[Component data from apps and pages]
○ ○ ○ ○
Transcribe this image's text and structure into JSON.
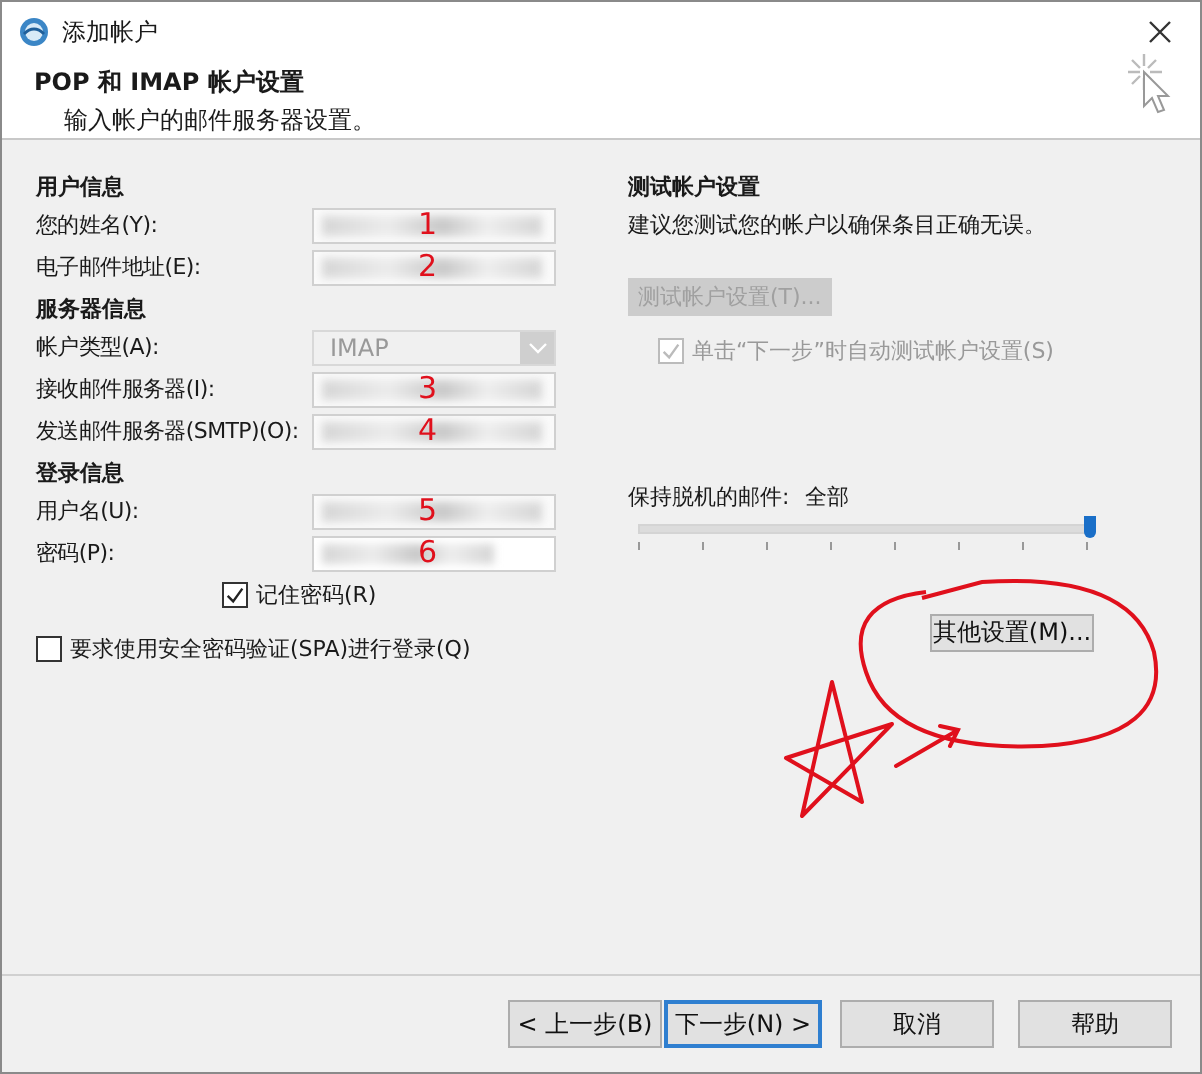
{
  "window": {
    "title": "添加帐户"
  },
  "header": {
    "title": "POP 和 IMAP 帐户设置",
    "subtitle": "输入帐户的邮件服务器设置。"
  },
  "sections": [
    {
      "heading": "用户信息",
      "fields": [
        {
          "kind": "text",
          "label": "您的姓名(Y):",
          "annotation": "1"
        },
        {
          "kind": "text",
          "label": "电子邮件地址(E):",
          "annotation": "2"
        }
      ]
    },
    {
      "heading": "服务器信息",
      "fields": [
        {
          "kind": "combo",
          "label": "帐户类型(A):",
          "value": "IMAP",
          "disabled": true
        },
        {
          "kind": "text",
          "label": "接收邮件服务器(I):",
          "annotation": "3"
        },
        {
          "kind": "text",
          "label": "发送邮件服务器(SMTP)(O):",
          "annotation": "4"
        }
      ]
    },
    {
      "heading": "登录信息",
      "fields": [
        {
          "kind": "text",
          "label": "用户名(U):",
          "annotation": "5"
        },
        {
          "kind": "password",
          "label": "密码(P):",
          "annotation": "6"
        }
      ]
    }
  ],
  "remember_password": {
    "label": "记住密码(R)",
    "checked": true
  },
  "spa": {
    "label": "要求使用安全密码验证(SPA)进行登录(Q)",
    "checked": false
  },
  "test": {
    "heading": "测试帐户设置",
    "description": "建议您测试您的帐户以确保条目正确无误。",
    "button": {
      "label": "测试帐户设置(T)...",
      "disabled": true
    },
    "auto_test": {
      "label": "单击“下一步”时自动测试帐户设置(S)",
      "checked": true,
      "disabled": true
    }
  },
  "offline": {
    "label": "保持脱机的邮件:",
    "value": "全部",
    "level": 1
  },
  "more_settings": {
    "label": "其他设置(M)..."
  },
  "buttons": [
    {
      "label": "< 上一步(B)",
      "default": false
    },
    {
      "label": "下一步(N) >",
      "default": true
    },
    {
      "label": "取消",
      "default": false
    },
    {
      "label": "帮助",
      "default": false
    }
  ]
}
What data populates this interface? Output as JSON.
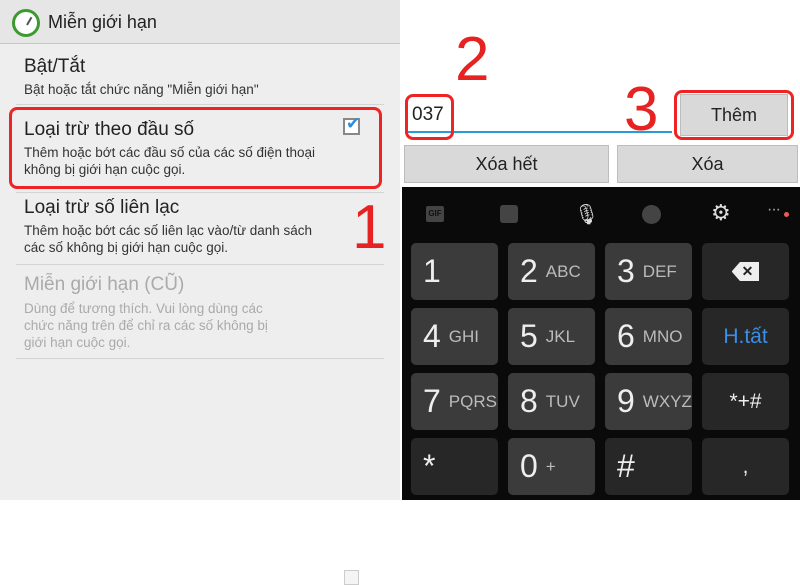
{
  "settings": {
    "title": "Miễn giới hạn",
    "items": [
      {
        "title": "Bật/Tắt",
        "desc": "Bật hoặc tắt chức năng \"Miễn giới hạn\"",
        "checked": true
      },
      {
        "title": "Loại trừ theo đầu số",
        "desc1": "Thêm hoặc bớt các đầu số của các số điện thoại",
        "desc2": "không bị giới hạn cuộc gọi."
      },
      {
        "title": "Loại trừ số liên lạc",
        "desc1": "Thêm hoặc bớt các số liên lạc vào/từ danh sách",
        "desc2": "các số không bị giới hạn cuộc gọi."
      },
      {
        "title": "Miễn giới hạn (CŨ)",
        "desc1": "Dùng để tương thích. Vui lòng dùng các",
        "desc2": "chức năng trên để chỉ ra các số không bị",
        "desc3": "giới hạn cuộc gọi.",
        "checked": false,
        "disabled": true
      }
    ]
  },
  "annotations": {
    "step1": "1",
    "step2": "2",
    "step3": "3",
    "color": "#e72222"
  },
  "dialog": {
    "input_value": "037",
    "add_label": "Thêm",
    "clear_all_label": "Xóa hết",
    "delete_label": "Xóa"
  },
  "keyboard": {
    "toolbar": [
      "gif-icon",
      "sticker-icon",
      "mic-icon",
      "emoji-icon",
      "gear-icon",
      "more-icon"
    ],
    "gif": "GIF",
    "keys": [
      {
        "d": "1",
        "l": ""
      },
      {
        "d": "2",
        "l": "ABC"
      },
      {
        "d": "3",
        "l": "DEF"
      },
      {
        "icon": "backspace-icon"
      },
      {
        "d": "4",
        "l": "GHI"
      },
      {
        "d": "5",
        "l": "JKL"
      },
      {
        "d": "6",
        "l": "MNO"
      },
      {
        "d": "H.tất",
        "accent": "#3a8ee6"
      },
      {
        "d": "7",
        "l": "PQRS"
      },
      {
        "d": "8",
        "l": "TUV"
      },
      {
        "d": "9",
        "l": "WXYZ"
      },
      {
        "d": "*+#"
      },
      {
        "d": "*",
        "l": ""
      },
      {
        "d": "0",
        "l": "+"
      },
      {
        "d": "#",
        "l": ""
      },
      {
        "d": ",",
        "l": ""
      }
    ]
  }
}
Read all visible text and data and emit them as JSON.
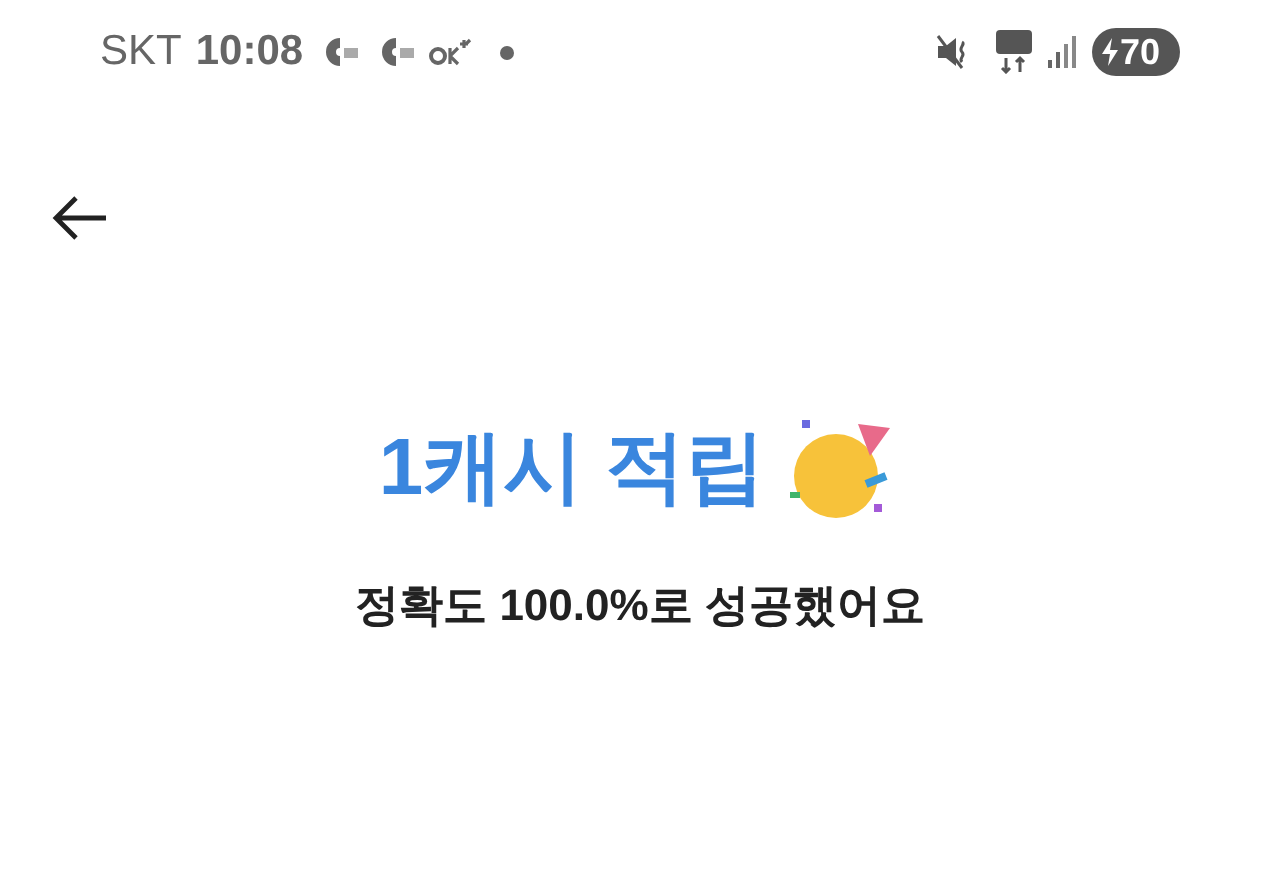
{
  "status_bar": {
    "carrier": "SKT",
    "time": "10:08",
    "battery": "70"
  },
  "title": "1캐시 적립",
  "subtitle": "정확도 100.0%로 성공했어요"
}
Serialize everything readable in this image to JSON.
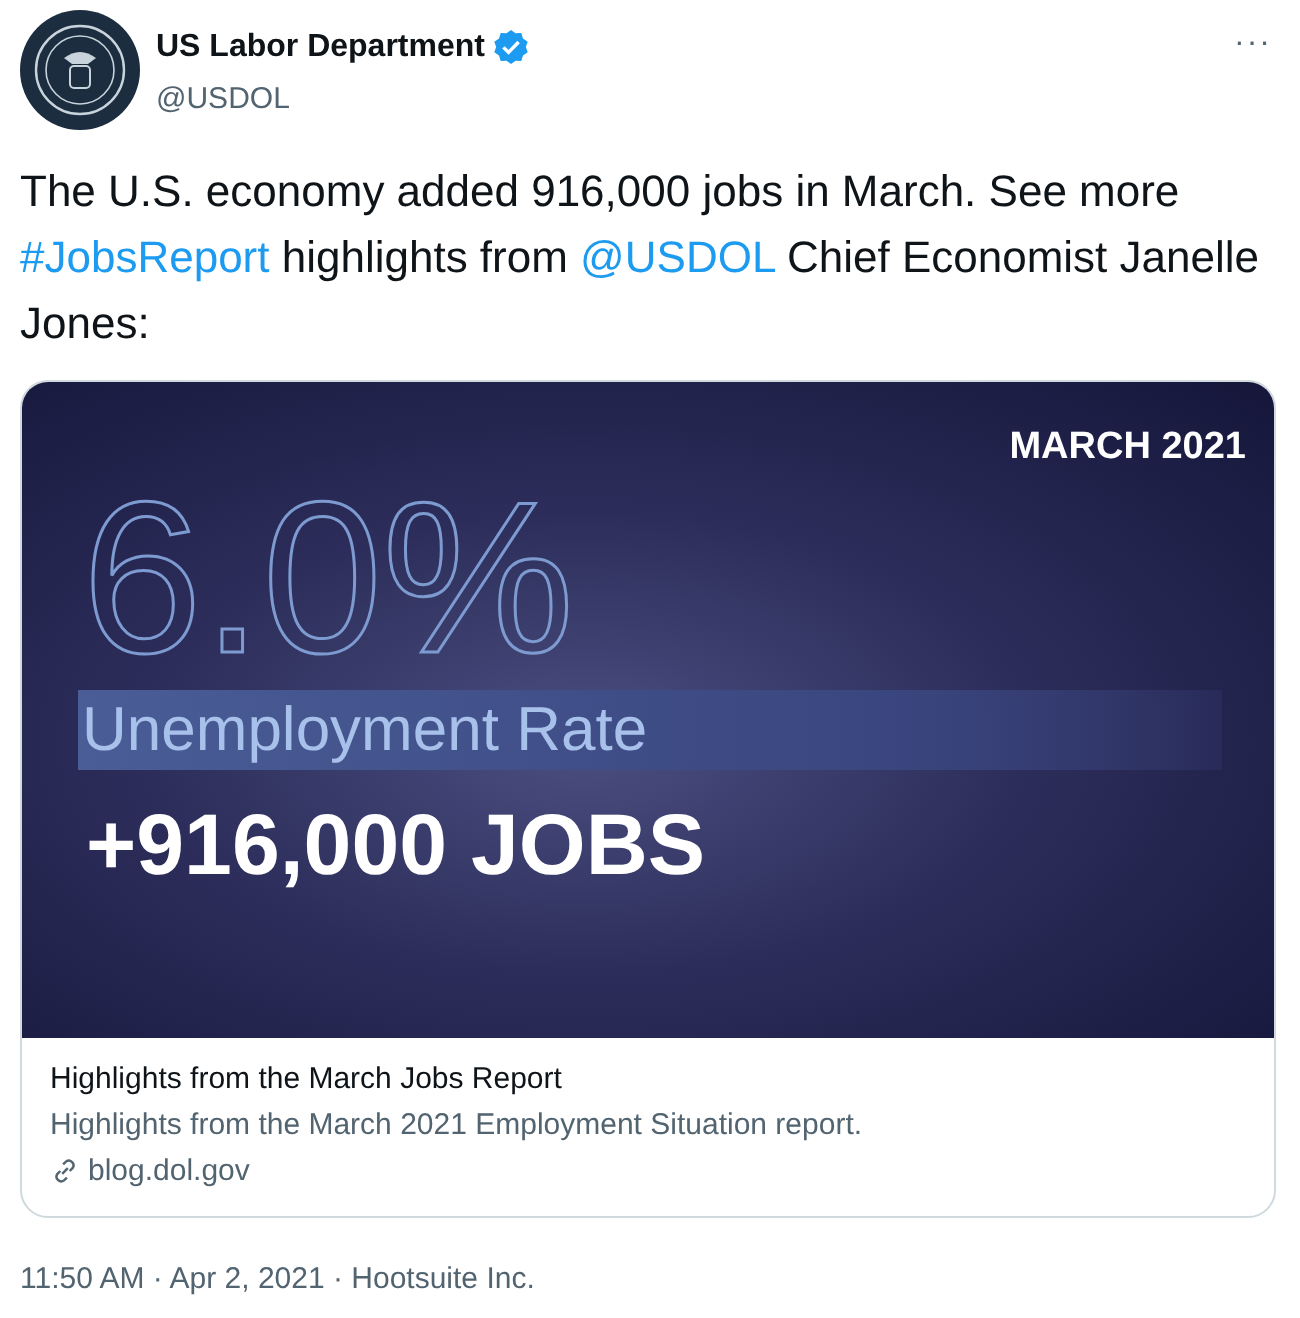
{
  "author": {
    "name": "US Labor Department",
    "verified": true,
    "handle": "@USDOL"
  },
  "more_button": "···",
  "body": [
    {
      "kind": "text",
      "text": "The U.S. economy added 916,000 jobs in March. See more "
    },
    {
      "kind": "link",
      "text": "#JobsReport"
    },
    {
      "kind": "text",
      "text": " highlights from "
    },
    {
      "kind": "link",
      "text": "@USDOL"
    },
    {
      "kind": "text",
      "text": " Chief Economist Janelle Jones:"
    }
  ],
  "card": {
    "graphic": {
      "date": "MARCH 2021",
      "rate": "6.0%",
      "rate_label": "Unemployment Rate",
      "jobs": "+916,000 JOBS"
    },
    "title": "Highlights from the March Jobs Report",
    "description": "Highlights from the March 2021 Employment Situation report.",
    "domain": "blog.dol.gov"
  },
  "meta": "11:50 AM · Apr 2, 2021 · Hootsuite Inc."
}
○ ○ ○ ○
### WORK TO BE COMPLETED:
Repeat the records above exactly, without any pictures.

### OUTPUT BELOW:
Transcribe this image's text and structure into JSON.
{
  "window": {
    "title": "添加帐户"
  },
  "header": {
    "title": "POP 和 IMAP 帐户设置",
    "subtitle": "输入帐户的邮件服务器设置。"
  },
  "sections": [
    {
      "heading": "用户信息",
      "fields": [
        {
          "kind": "text",
          "label": "您的姓名(Y):",
          "annotation": "1"
        },
        {
          "kind": "text",
          "label": "电子邮件地址(E):",
          "annotation": "2"
        }
      ]
    },
    {
      "heading": "服务器信息",
      "fields": [
        {
          "kind": "combo",
          "label": "帐户类型(A):",
          "value": "IMAP",
          "disabled": true
        },
        {
          "kind": "text",
          "label": "接收邮件服务器(I):",
          "annotation": "3"
        },
        {
          "kind": "text",
          "label": "发送邮件服务器(SMTP)(O):",
          "annotation": "4"
        }
      ]
    },
    {
      "heading": "登录信息",
      "fields": [
        {
          "kind": "text",
          "label": "用户名(U):",
          "annotation": "5"
        },
        {
          "kind": "password",
          "label": "密码(P):",
          "annotation": "6"
        }
      ]
    }
  ],
  "remember_password": {
    "label": "记住密码(R)",
    "checked": true
  },
  "spa": {
    "label": "要求使用安全密码验证(SPA)进行登录(Q)",
    "checked": false
  },
  "test": {
    "heading": "测试帐户设置",
    "description": "建议您测试您的帐户以确保条目正确无误。",
    "button": {
      "label": "测试帐户设置(T)...",
      "disabled": true
    },
    "auto_test": {
      "label": "单击“下一步”时自动测试帐户设置(S)",
      "checked": true,
      "disabled": true
    }
  },
  "offline": {
    "label": "保持脱机的邮件:",
    "value": "全部",
    "level": 1
  },
  "more_settings": {
    "label": "其他设置(M)..."
  },
  "buttons": [
    {
      "label": "< 上一步(B)",
      "default": false
    },
    {
      "label": "下一步(N) >",
      "default": true
    },
    {
      "label": "取消",
      "default": false
    },
    {
      "label": "帮助",
      "default": false
    }
  ]
}
What data populates this interface? Output as JSON.
{
  "settings": {
    "title": "Miễn giới hạn",
    "items": [
      {
        "title": "Bật/Tắt",
        "desc": "Bật hoặc tắt chức năng \"Miễn giới hạn\"",
        "checked": true
      },
      {
        "title": "Loại trừ theo đầu số",
        "desc1": "Thêm hoặc bớt các đầu số của các số điện thoại",
        "desc2": "không bị giới hạn cuộc gọi."
      },
      {
        "title": "Loại trừ số liên lạc",
        "desc1": "Thêm hoặc bớt các số liên lạc vào/từ danh sách",
        "desc2": "các số không bị giới hạn cuộc gọi."
      },
      {
        "title": "Miễn giới hạn (CŨ)",
        "desc1": "Dùng để tương thích. Vui lòng dùng các",
        "desc2": "chức năng trên để chỉ ra các số không bị",
        "desc3": "giới hạn cuộc gọi.",
        "checked": false,
        "disabled": true
      }
    ]
  },
  "annotations": {
    "step1": "1",
    "step2": "2",
    "step3": "3",
    "color": "#e72222"
  },
  "dialog": {
    "input_value": "037",
    "add_label": "Thêm",
    "clear_all_label": "Xóa hết",
    "delete_label": "Xóa"
  },
  "keyboard": {
    "toolbar": [
      "gif-icon",
      "sticker-icon",
      "mic-icon",
      "emoji-icon",
      "gear-icon",
      "more-icon"
    ],
    "gif": "GIF",
    "keys": [
      {
        "d": "1",
        "l": ""
      },
      {
        "d": "2",
        "l": "ABC"
      },
      {
        "d": "3",
        "l": "DEF"
      },
      {
        "icon": "backspace-icon"
      },
      {
        "d": "4",
        "l": "GHI"
      },
      {
        "d": "5",
        "l": "JKL"
      },
      {
        "d": "6",
        "l": "MNO"
      },
      {
        "d": "H.tất",
        "accent": "#3a8ee6"
      },
      {
        "d": "7",
        "l": "PQRS"
      },
      {
        "d": "8",
        "l": "TUV"
      },
      {
        "d": "9",
        "l": "WXYZ"
      },
      {
        "d": "*+#"
      },
      {
        "d": "*",
        "l": ""
      },
      {
        "d": "0",
        "l": "+"
      },
      {
        "d": "#",
        "l": ""
      },
      {
        "d": ",",
        "l": ""
      }
    ]
  }
}
Read all visible text and data and emit them as JSON.
{
  "status_bar": {
    "carrier": "SKT",
    "time": "10:08",
    "battery": "70"
  },
  "title": "1캐시 적립",
  "subtitle": "정확도 100.0%로 성공했어요"
}
Serialize everything readable in this image to JSON.
{
  "author": {
    "name": "US Labor Department",
    "verified": true,
    "handle": "@USDOL"
  },
  "more_button": "···",
  "body": [
    {
      "kind": "text",
      "text": "The U.S. economy added 916,000 jobs in March. See more "
    },
    {
      "kind": "link",
      "text": "#JobsReport"
    },
    {
      "kind": "text",
      "text": " highlights from "
    },
    {
      "kind": "link",
      "text": "@USDOL"
    },
    {
      "kind": "text",
      "text": " Chief Economist Janelle Jones:"
    }
  ],
  "card": {
    "graphic": {
      "date": "MARCH 2021",
      "rate": "6.0%",
      "rate_label": "Unemployment Rate",
      "jobs": "+916,000 JOBS"
    },
    "title": "Highlights from the March Jobs Report",
    "description": "Highlights from the March 2021 Employment Situation report.",
    "domain": "blog.dol.gov"
  },
  "meta": "11:50 AM · Apr 2, 2021 · Hootsuite Inc."
}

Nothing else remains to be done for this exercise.